# [REQUIRED WORK]
Examine the entries below, count the lines holding the string "label", and respond with the number only.

# [Stored entries]
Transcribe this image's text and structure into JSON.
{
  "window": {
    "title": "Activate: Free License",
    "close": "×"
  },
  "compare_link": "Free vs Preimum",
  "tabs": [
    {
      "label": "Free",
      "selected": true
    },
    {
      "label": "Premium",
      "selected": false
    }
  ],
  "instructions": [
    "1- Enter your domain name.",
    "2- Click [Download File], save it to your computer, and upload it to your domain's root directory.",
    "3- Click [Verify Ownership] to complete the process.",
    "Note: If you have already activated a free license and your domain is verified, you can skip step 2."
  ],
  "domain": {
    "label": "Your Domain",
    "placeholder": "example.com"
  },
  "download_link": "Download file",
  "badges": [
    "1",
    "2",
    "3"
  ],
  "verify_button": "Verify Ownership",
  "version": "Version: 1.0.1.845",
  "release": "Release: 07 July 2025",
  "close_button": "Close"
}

# [ANSWER BOX]
3